Revenue mix between secondment, projects, services or software development activities: to support the transition from a leading software integrator to a total technology and service provider, ICT strives to increase its higher value added revenue from projects, as well as from services and licences. Moreover, the latter provides ICT with a recurring revenue stream. ICT aims at around 30% of total revenue for both project and services & licences oriented revenue and 40% of its revenue from secondment. In this transition, unexpected or unanticipated risks in projects and the potential consequences on the financial performance are higher. Projects can be complex due to the scale, the desired functionality, the applied technology or the involvement of several parties. This can result in financial risks in projects for which ICT Group bears result responsibility. ICT works continuously on an optimally functioning internal quality and control system to minimise the risks related to the execution of projects and assignments. When the direct and full impact of a risk on the result to be achieved can be assigned to ICT, ICT will of course assume this responsibility. ICT can bear this responsibility, as it has management with the right breadth and depth of competencies and business and IT knowledge. To ensure continuity in the event of claims, ICT has a general and professional liability insurance.

Labour market scarcity: a number of competencies are scarce. The ability to attract and retain the right people is a key driver of growth. ICT strives to be an attractive employer that invests in its people and encourages entrepreneurship. ICT continuously develops and implements initiatives to reinforce this. “Bring out the best in yourself” is how ICT approaches its HR development strategy. Important elements in this approach are employee empowerment and entrepreneurship.

Inadequate funding: ICT Group combines its strong organic development with growth through acquisitions. In 2016, ICT Group extended its acquisition credit facility with Rabobank to € 11 million from € 6 million. Additionally, ICT increased its working capital credit facility to € 10 million from € 6 million. The conditions of the facilities remained unchanged. As per 31 December 2016, ICT Group had unused credit facilities totalling € 12 million (2015: € 12 million). At year-end 2016, ICT Group was operating well within the ratios stipulated by its banks. The company assesses on a quarterly basis whether it is still in compliance with the terms of its bank covenants. These developments and trends can also be seen in the map below:

Impact and trends risks in 2016

Principal risk areas
The following overview of the principal risks for ICT is not exhaustive. It is also possible that risks that have not currently been identified, or that are not regarded as material, will have a significantly adverse effect on ICT’s ability to achieve its objectives at a later date. ICT’s internal risk management and risk control systems are, in as far as possible, geared to the timely identification of such risks.

Executive Board’s in control statement
Based on the evaluations carried out, the Executive Board concludes that the risk management system, as well as the control of the business processes and the internal controls within ICT, are sufficiently professional and appropriate.
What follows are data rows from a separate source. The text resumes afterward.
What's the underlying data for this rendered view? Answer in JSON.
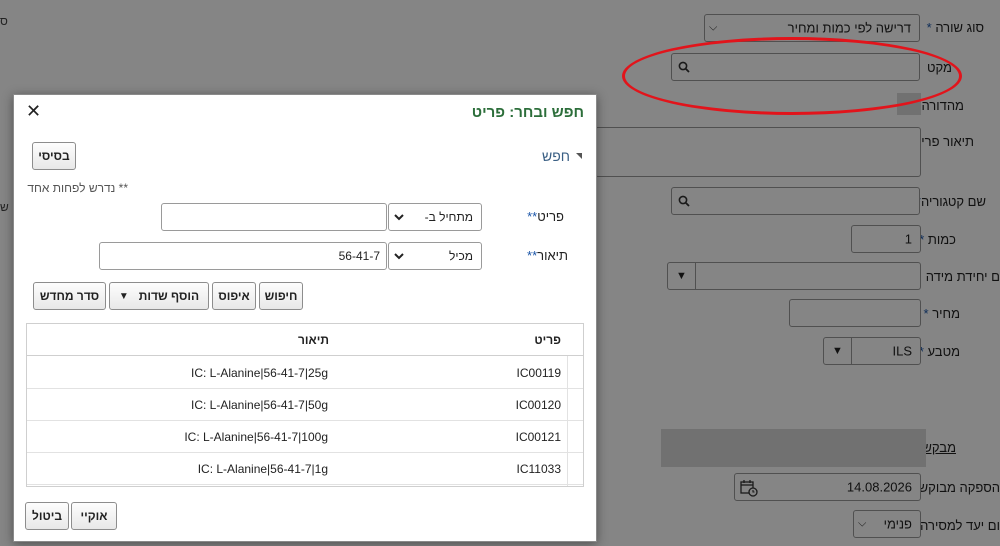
{
  "form": {
    "line_type": {
      "label": "סוג שורה",
      "value": "דרישה לפי כמות ומחיר"
    },
    "item": {
      "label": "מקט"
    },
    "revision": {
      "label": "מהדורה"
    },
    "item_description": {
      "label": "תיאור פריט"
    },
    "category_name": {
      "label": "שם קטגוריה"
    },
    "quantity": {
      "label": "כמות",
      "value": "1"
    },
    "uom_name": {
      "label": "ם יחידת מידה"
    },
    "price": {
      "label": "מחיר"
    },
    "currency": {
      "label": "מטבע",
      "value": "ILS"
    },
    "requester": {
      "label": "מבקש"
    },
    "need_by_date": {
      "label": "הספקה מבוקש",
      "value": "14.08.2026"
    },
    "deliver_to_type": {
      "label": "ום יעד למסירה",
      "value": "פנימי"
    },
    "left_edge": {
      "top": "ס",
      "mid": "ש"
    }
  },
  "dialog": {
    "title": "חפש ובחר: פריט",
    "close_symbol": "✕",
    "basic_button": "בסיסי",
    "search_header": "חפש",
    "hint": "** נדרש לפחות אחד",
    "item_row": {
      "label": "פריט",
      "required_mark": "**",
      "operator": "מתחיל ב-",
      "value": ""
    },
    "desc_row": {
      "label": "תיאור",
      "required_mark": "**",
      "operator": "מכיל",
      "value": "56-41-7"
    },
    "buttons": {
      "search": "חיפוש",
      "reset": "איפוס",
      "add_fields": "הוסף שדות",
      "reorder": "סדר מחדש"
    },
    "table": {
      "headers": {
        "item": "פריט",
        "description": "תיאור"
      },
      "rows": [
        {
          "item": "IC00119",
          "description": "IC: L-Alanine|56-41-7|25g"
        },
        {
          "item": "IC00120",
          "description": "IC: L-Alanine|56-41-7|50g"
        },
        {
          "item": "IC00121",
          "description": "IC: L-Alanine|56-41-7|100g"
        },
        {
          "item": "IC11033",
          "description": "IC: L-Alanine|56-41-7|1g"
        }
      ]
    },
    "ok_button": "אוקיי",
    "cancel_button": "ביטול"
  },
  "colors": {
    "overlay": "#000000",
    "title_green": "#2c6e3a",
    "required_blue": "#1a55a8",
    "highlight_red": "#e2141b"
  }
}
The Executive Board is of the opinion that the risk management system with its controls and measurements offers a sufficient degree of certainty regarding the reliability of the financial information and the management information generated by this system and is in accordance with the relevant laws and regulations.